▶ WORK INSTRUCTION: Your output should be an exact copy of the records, with no pictures in it.
========================================
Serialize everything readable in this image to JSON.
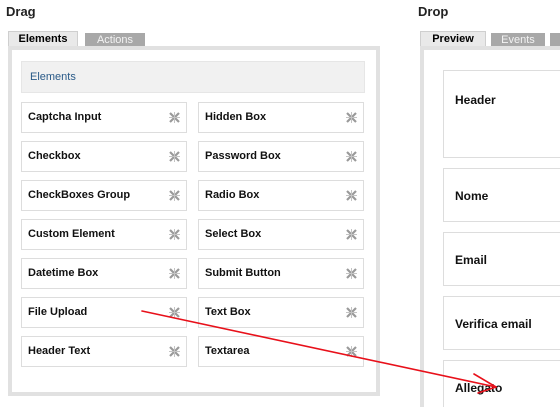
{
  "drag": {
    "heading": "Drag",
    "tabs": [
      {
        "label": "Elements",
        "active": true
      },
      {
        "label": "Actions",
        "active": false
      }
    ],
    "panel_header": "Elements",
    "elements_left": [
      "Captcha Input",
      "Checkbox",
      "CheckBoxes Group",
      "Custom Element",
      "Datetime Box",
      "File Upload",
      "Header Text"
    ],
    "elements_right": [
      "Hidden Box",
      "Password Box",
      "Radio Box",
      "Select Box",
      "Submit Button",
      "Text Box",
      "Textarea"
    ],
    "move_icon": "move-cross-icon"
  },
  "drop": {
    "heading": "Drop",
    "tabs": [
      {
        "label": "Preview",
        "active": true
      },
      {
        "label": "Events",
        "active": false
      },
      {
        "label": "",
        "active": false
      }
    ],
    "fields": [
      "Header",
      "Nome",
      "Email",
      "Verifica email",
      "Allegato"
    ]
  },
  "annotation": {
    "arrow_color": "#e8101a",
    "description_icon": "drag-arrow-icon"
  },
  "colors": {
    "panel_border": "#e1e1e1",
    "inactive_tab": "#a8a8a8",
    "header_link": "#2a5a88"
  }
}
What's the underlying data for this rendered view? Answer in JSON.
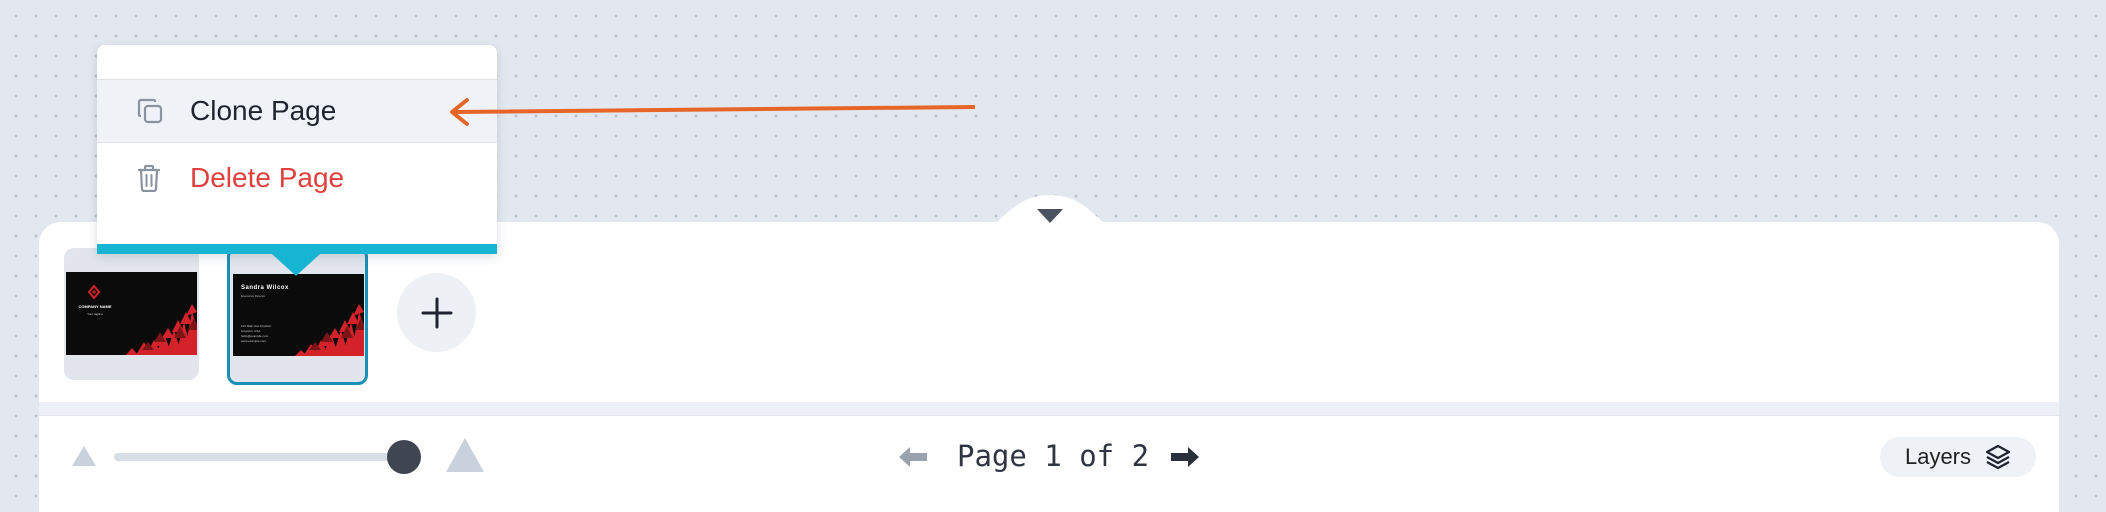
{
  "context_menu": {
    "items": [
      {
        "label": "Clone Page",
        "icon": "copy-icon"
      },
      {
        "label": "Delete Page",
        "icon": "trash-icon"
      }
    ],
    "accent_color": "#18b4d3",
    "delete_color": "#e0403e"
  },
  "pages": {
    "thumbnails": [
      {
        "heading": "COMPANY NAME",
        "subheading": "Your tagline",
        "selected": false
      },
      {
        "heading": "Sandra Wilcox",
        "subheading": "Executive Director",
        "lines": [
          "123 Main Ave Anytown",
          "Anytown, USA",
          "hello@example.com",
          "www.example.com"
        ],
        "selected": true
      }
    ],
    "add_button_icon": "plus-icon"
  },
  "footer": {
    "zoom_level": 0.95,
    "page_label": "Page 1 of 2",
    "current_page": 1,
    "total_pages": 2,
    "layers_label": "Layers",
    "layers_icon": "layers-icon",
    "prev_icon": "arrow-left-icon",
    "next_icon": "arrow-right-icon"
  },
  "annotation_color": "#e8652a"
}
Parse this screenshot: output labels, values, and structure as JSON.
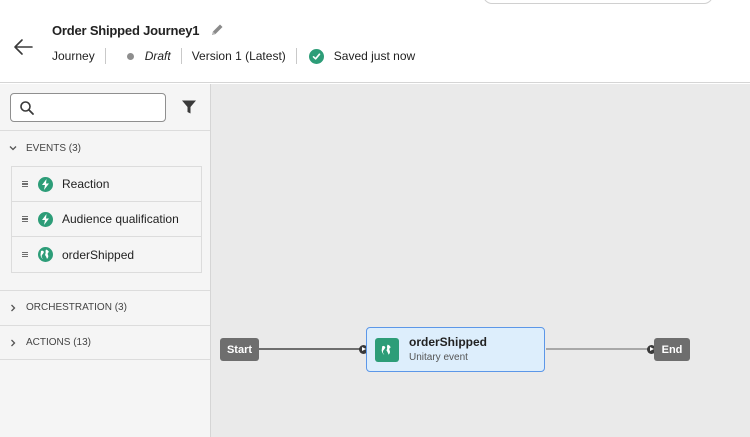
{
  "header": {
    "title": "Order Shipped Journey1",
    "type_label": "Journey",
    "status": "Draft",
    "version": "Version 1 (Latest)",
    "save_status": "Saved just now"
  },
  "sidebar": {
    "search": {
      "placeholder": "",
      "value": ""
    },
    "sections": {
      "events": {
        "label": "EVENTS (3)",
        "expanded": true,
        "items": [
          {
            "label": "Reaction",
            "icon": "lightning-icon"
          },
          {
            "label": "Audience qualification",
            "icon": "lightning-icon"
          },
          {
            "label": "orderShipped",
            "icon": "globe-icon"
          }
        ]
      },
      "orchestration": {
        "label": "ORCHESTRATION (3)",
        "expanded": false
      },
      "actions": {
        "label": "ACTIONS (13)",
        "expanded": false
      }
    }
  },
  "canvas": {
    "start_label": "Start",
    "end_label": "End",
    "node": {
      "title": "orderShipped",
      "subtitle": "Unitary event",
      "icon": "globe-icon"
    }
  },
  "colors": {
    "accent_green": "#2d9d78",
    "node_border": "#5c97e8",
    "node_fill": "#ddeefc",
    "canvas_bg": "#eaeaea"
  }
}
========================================
▶ OUTPUT BELOW:
Serialize everything readable in this image to JSON.
{
  "drag": {
    "heading": "Drag",
    "tabs": [
      {
        "label": "Elements",
        "active": true
      },
      {
        "label": "Actions",
        "active": false
      }
    ],
    "panel_header": "Elements",
    "elements_left": [
      "Captcha Input",
      "Checkbox",
      "CheckBoxes Group",
      "Custom Element",
      "Datetime Box",
      "File Upload",
      "Header Text"
    ],
    "elements_right": [
      "Hidden Box",
      "Password Box",
      "Radio Box",
      "Select Box",
      "Submit Button",
      "Text Box",
      "Textarea"
    ],
    "move_icon": "move-cross-icon"
  },
  "drop": {
    "heading": "Drop",
    "tabs": [
      {
        "label": "Preview",
        "active": true
      },
      {
        "label": "Events",
        "active": false
      },
      {
        "label": "",
        "active": false
      }
    ],
    "fields": [
      "Header",
      "Nome",
      "Email",
      "Verifica email",
      "Allegato"
    ]
  },
  "annotation": {
    "arrow_color": "#e8101a",
    "description_icon": "drag-arrow-icon"
  },
  "colors": {
    "panel_border": "#e1e1e1",
    "inactive_tab": "#a8a8a8",
    "header_link": "#2a5a88"
  }
}
What's the underlying data for this rendered view? Answer in JSON.
{
  "context_menu": {
    "items": [
      {
        "label": "Clone Page",
        "icon": "copy-icon"
      },
      {
        "label": "Delete Page",
        "icon": "trash-icon"
      }
    ],
    "accent_color": "#18b4d3",
    "delete_color": "#e0403e"
  },
  "pages": {
    "thumbnails": [
      {
        "heading": "COMPANY NAME",
        "subheading": "Your tagline",
        "selected": false
      },
      {
        "heading": "Sandra Wilcox",
        "subheading": "Executive Director",
        "lines": [
          "123 Main Ave Anytown",
          "Anytown, USA",
          "hello@example.com",
          "www.example.com"
        ],
        "selected": true
      }
    ],
    "add_button_icon": "plus-icon"
  },
  "footer": {
    "zoom_level": 0.95,
    "page_label": "Page 1 of 2",
    "current_page": 1,
    "total_pages": 2,
    "layers_label": "Layers",
    "layers_icon": "layers-icon",
    "prev_icon": "arrow-left-icon",
    "next_icon": "arrow-right-icon"
  },
  "annotation_color": "#e8652a"
}
Parse this screenshot: output labels, values, and structure as JSON.
{
  "header": {
    "title": "Order Shipped Journey1",
    "type_label": "Journey",
    "status": "Draft",
    "version": "Version 1 (Latest)",
    "save_status": "Saved just now"
  },
  "sidebar": {
    "search": {
      "placeholder": "",
      "value": ""
    },
    "sections": {
      "events": {
        "label": "EVENTS (3)",
        "expanded": true,
        "items": [
          {
            "label": "Reaction",
            "icon": "lightning-icon"
          },
          {
            "label": "Audience qualification",
            "icon": "lightning-icon"
          },
          {
            "label": "orderShipped",
            "icon": "globe-icon"
          }
        ]
      },
      "orchestration": {
        "label": "ORCHESTRATION (3)",
        "expanded": false
      },
      "actions": {
        "label": "ACTIONS (13)",
        "expanded": false
      }
    }
  },
  "canvas": {
    "start_label": "Start",
    "end_label": "End",
    "node": {
      "title": "orderShipped",
      "subtitle": "Unitary event",
      "icon": "globe-icon"
    }
  },
  "colors": {
    "accent_green": "#2d9d78",
    "node_border": "#5c97e8",
    "node_fill": "#ddeefc",
    "canvas_bg": "#eaeaea"
  }
}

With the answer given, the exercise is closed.